Directions for this task – Output all of the records exactly, word for word.

Material for the task –
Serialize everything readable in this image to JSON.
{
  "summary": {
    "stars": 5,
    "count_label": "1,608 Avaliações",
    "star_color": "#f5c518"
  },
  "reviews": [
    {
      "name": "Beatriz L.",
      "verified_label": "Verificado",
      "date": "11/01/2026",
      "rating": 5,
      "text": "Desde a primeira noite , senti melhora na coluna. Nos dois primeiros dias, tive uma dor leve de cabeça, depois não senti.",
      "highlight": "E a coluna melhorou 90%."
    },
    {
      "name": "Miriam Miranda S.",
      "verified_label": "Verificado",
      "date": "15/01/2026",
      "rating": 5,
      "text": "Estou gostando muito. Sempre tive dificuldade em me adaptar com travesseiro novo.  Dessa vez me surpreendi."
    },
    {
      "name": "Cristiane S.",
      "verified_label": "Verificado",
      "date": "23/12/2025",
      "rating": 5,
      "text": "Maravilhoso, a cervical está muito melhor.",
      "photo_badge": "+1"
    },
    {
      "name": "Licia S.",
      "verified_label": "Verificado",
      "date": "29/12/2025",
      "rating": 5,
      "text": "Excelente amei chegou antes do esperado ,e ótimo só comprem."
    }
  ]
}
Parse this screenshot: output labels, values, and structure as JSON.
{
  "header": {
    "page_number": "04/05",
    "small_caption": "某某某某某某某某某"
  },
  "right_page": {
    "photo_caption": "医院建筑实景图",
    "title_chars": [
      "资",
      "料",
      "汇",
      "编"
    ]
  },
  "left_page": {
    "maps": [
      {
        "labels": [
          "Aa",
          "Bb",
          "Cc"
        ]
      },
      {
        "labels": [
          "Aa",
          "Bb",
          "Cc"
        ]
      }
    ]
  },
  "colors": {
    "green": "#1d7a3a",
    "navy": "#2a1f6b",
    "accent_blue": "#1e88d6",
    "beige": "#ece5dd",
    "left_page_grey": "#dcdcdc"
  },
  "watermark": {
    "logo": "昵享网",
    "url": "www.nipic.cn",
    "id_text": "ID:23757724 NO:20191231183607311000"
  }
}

Task response –
Serialize everything readable in this image to JSON.
{
  "summary": {
    "stars": 5,
    "count_label": "1,608 Avaliações",
    "star_color": "#f5c518"
  },
  "reviews": [
    {
      "name": "Beatriz L.",
      "verified_label": "Verificado",
      "date": "11/01/2026",
      "rating": 5,
      "text": "Desde a primeira noite , senti melhora na coluna. Nos dois primeiros dias, tive uma dor leve de cabeça, depois não senti.",
      "highlight": "E a coluna melhorou 90%."
    },
    {
      "name": "Miriam Miranda S.",
      "verified_label": "Verificado",
      "date": "15/01/2026",
      "rating": 5,
      "text": "Estou gostando muito. Sempre tive dificuldade em me adaptar com travesseiro novo.  Dessa vez me surpreendi."
    },
    {
      "name": "Cristiane S.",
      "verified_label": "Verificado",
      "date": "23/12/2025",
      "rating": 5,
      "text": "Maravilhoso, a cervical está muito melhor.",
      "photo_badge": "+1"
    },
    {
      "name": "Licia S.",
      "verified_label": "Verificado",
      "date": "29/12/2025",
      "rating": 5,
      "text": "Excelente amei chegou antes do esperado ,e ótimo só comprem."
    }
  ]
}
Parse this screenshot: output labels, values, and structure as JSON.
{
  "header": {
    "page_number": "04/05",
    "small_caption": "某某某某某某某某某"
  },
  "right_page": {
    "photo_caption": "医院建筑实景图",
    "title_chars": [
      "资",
      "料",
      "汇",
      "编"
    ]
  },
  "left_page": {
    "maps": [
      {
        "labels": [
          "Aa",
          "Bb",
          "Cc"
        ]
      },
      {
        "labels": [
          "Aa",
          "Bb",
          "Cc"
        ]
      }
    ]
  },
  "colors": {
    "green": "#1d7a3a",
    "navy": "#2a1f6b",
    "accent_blue": "#1e88d6",
    "beige": "#ece5dd",
    "left_page_grey": "#dcdcdc"
  },
  "watermark": {
    "logo": "昵享网",
    "url": "www.nipic.cn",
    "id_text": "ID:23757724 NO:20191231183607311000"
  }
}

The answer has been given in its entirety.